Florida Homeowner Loses Bid to Keep BNY Mellon Suit in CourtChristine Jordan Sexton
A Florida homeowner facing a foreclosure lawsuit lost a bid at the state’s high court to stop his lender from dropping the case while he tried to prove the bank used fraudulent documents in suing him.
The Florida Supreme Court said today that under state court rules judges lack authority to prevent a plaintiff from withdrawing a lawsuit before a court has taken any action in the plaintiff’s favor. Roman Pino, Palm Beach County resident, asked for a hearing on Bank of New York Mellon Corp.’s allegedly flawed documents after it dropped the action, seeking a dismissal by a judge that would permanently bar foreclosure.
“This case is not about whether a trial court has the authority in an ongoing civil proceeding to impose sanctions on a party who has filed fraudulent documentation with the court,” the judges said in the unanimous ruling. “Rather, the specific and narrow question we are asked to resolve is whether an allegation of fraud on the court empowers a trial court” to refuse to let the plaintiff dismiss the complaint.
The court, upholding a lower level appeals court, asked the Florida Bar’s Civil Procedure Rules Committee to suggest changes that would allow courts to rule when possible sanctions were at stake even after a court had agreed a case could be dropped.
Francine Walker, a spokeswoman for the Florida Bar, said the committee will review the rule at its meeting in June.

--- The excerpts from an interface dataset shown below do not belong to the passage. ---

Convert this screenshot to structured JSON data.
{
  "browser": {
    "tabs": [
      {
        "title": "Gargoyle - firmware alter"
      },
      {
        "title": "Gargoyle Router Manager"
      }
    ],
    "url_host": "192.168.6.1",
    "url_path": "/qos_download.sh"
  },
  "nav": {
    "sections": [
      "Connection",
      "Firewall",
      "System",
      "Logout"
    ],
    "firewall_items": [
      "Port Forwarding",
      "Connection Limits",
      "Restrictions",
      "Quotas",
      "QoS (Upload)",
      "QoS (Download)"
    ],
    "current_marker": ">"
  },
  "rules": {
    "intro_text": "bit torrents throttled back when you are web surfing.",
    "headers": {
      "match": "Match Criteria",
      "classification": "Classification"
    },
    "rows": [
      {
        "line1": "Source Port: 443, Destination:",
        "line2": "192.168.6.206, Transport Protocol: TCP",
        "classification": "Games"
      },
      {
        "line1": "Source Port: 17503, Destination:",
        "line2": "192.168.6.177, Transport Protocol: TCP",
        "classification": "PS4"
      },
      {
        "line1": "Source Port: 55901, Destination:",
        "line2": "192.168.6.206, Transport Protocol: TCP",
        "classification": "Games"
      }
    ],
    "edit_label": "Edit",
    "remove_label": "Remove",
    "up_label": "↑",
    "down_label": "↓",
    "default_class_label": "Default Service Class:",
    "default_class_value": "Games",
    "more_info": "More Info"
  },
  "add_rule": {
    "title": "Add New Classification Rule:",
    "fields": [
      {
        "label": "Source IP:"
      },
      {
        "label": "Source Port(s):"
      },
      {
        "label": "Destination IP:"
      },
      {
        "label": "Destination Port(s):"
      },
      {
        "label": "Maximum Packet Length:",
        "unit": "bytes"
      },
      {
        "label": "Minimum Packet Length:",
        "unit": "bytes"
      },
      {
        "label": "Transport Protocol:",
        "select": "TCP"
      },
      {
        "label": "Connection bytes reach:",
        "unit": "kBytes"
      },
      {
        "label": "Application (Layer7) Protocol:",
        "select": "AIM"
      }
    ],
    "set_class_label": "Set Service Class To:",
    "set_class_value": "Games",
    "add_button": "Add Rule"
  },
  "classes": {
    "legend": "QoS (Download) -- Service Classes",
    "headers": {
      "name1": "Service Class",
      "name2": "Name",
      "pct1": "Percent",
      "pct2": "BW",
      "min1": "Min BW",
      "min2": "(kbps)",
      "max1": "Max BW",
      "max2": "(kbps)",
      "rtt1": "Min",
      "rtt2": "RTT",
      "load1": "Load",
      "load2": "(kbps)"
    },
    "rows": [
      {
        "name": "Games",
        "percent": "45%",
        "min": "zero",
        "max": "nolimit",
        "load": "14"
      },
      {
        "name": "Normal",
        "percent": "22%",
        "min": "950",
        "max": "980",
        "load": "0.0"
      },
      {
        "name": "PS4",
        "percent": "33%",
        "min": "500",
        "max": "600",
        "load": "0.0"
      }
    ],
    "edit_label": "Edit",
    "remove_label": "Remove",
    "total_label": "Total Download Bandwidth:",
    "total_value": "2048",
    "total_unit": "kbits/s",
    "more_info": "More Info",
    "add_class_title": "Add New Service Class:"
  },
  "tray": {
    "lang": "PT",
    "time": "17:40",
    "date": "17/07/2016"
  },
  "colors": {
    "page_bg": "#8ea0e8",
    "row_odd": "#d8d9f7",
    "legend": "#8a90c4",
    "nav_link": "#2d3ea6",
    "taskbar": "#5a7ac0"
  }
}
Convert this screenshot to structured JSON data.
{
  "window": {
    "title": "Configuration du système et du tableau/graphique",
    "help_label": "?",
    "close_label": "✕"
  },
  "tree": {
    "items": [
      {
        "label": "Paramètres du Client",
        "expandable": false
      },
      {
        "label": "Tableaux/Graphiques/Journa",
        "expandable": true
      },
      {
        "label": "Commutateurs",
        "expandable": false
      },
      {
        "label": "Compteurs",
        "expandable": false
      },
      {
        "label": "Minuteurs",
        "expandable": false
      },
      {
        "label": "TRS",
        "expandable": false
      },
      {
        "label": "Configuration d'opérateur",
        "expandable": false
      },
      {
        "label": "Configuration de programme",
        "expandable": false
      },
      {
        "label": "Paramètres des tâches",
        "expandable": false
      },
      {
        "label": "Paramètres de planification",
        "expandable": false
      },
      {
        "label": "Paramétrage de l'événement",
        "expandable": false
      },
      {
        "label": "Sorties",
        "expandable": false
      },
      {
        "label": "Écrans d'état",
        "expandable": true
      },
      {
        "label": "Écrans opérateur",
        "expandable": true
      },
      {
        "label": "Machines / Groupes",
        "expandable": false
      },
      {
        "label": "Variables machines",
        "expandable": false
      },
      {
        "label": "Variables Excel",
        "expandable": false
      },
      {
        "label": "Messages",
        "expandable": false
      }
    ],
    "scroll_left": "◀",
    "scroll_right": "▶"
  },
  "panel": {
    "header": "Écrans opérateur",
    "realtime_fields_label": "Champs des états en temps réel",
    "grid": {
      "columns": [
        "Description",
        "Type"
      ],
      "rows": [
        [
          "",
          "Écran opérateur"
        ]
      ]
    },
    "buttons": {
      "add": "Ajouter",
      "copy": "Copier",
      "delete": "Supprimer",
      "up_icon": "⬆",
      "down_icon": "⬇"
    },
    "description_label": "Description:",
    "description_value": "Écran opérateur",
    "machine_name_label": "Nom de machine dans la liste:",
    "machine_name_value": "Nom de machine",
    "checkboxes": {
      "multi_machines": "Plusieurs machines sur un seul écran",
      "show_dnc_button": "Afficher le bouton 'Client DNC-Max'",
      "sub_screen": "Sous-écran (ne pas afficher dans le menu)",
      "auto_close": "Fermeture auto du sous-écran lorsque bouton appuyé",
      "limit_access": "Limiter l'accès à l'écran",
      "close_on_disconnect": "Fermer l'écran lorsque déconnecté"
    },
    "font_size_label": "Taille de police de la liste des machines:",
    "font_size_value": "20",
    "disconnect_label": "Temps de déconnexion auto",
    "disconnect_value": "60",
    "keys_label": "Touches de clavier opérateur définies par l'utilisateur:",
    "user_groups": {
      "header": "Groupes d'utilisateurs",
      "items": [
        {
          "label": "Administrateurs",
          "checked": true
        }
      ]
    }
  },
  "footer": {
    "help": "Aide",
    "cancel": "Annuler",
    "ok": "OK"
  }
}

“Blatant fraud is now a recognized legal strategy in civil litigation,” Matt Weidner, a St. Petersburg, Florida, foreclosure defense attorney, said in a phone interview. “And if they’re caught there is no consequence. In fact the strategy -- if it results in victory -- is rewarded.”
The Mortgage Bankers Association and the Florida Bankers Association, in a brief supporting the bank, had predicted a ruling against the lender would cause “widespread repercussions in the lending industry.”
Bruce Rogow, a lawyer for BNY Mellon, said the Supreme Court decision isn’t surprising.
“It’s consistent with Florida law,” said Rogow, a professor of law at Nova Southeastern University who has been involved in litigation for 47 years,
The case is Pino v. Bank of New York Mellon Corp., 11-697, Florida Supreme Court (Tallahassee).